Commercial sources of hyaluronic acid are manufactured from cock's combs, chicken cartilage, and microbial fermentation from vegetables. Hyaluronic acid supplements are needed by the body as hyaluronic acid can be oxidized prematurely in the body from excess intake of vitamin B2, UV radiation exposure, or viruses.
Oral Supplements versus Injectables
Most people take oral hyaluronic acid supplements as they assume that it is safer than the injectables. This assumption may be true, but the efficacy of injections has been proven to be greater than those taken orally.
Hyaluronic acid supplements, in their raw form, have very large molecular weights that make them very effective in moisturizing the skin. Scientists claimed that if these supplements have very large molecular weights, the gastrointestinal system will have a hard time absorbing the compound.
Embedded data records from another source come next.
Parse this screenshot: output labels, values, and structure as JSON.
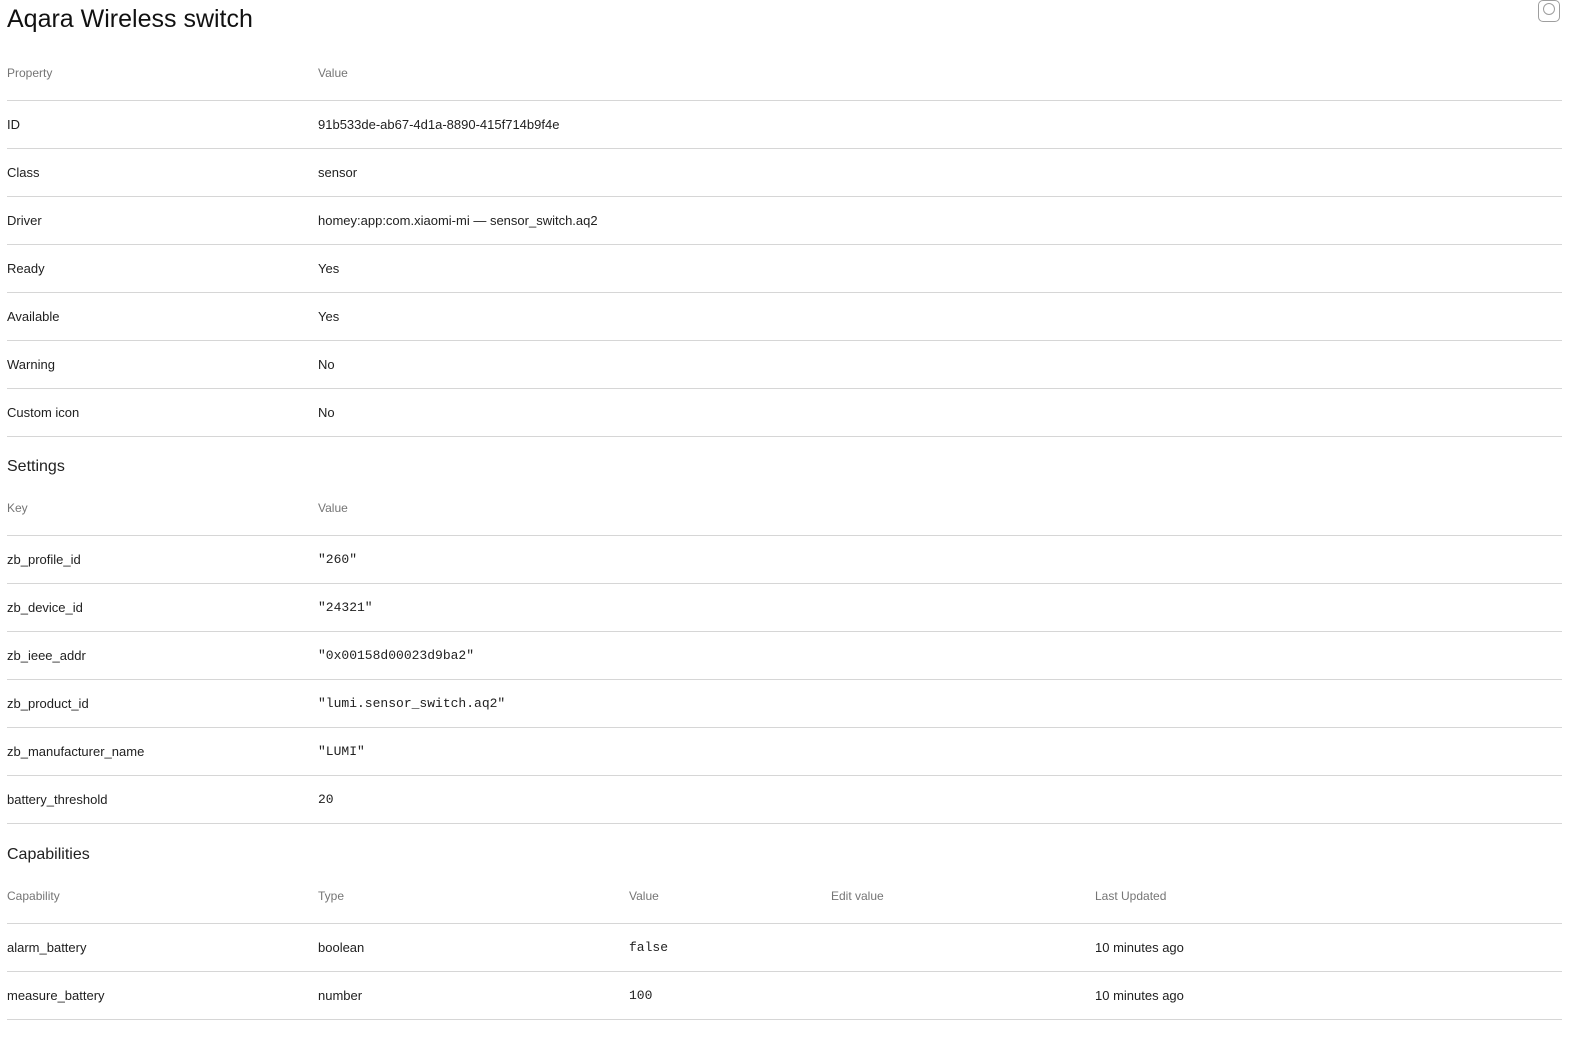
{
  "title": "Aqara Wireless switch",
  "properties": {
    "headers": [
      "Property",
      "Value"
    ],
    "rows": [
      {
        "property": "ID",
        "value": "91b533de-ab67-4d1a-8890-415f714b9f4e"
      },
      {
        "property": "Class",
        "value": "sensor"
      },
      {
        "property": "Driver",
        "value": "homey:app:com.xiaomi-mi — sensor_switch.aq2"
      },
      {
        "property": "Ready",
        "value": "Yes"
      },
      {
        "property": "Available",
        "value": "Yes"
      },
      {
        "property": "Warning",
        "value": "No"
      },
      {
        "property": "Custom icon",
        "value": "No"
      }
    ]
  },
  "settings": {
    "title": "Settings",
    "headers": [
      "Key",
      "Value"
    ],
    "rows": [
      {
        "key": "zb_profile_id",
        "value": "\"260\""
      },
      {
        "key": "zb_device_id",
        "value": "\"24321\""
      },
      {
        "key": "zb_ieee_addr",
        "value": "\"0x00158d00023d9ba2\""
      },
      {
        "key": "zb_product_id",
        "value": "\"lumi.sensor_switch.aq2\""
      },
      {
        "key": "zb_manufacturer_name",
        "value": "\"LUMI\""
      },
      {
        "key": "battery_threshold",
        "value": "20"
      }
    ]
  },
  "capabilities": {
    "title": "Capabilities",
    "headers": [
      "Capability",
      "Type",
      "Value",
      "Edit value",
      "Last Updated"
    ],
    "rows": [
      {
        "capability": "alarm_battery",
        "type": "boolean",
        "value": "false",
        "edit": "",
        "updated": "10 minutes ago"
      },
      {
        "capability": "measure_battery",
        "type": "number",
        "value": "100",
        "edit": "",
        "updated": "10 minutes ago"
      }
    ]
  },
  "colors": {
    "string_value": "#6a9a28",
    "number_value": "#c2185b",
    "boolean_value": "#e65100",
    "divider": "#d6d6d6",
    "header_text": "#757575"
  },
  "icons": {
    "corner_button": "circle-icon"
  }
}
When taken orally, hyaluronic acid supplements may not be readily absorbed by the body.
To remedy this concern, a lot of nutritional supplement manufacturers have boasted that their oral hyaluronic acid supplements are already modified and have low molecular weights. This development assures the customers that oral supplements can already be absorbed and will definitely work.
Studies among people who take oral supplements regularly have shown that wound healing, skin moisture, and smoothness were improved. Their greatest benefit was shown in people who have joint function problems.
For hyaluronic acid supplements that come in forms of pills, creams, serums or liquids, adverse effects are not known. However, with knee and facial injections, various side effects have been exhibited.
Exhibited but less common side effects of hyaluronic acid knee injections are redness or bruising of the affected skin area, difficulty in swallowing, cough, flu, nausea, and dizziness. Other reported adverse effects include skin rash, hives, stuffy nose, chest tightness, breathing problems like wheezing and swelling of the face, lips, or eyelids.
When one wants to have facial injections of hyaluronic acid, make sure to mention to your doctor past allergic reactions. One should also take note that hyaluronic acid gels do not contain the anesthetic lidocaine. One should expect that the injections may be painful.
Before taking any hyaluronic acid supplements, research about the chosen product first and check for positive/negative reviews online. You can even ask your own doctor for any suggestion. It would be better to buy trial products first to avoid spending too much money. You may also end up being allergic to the product.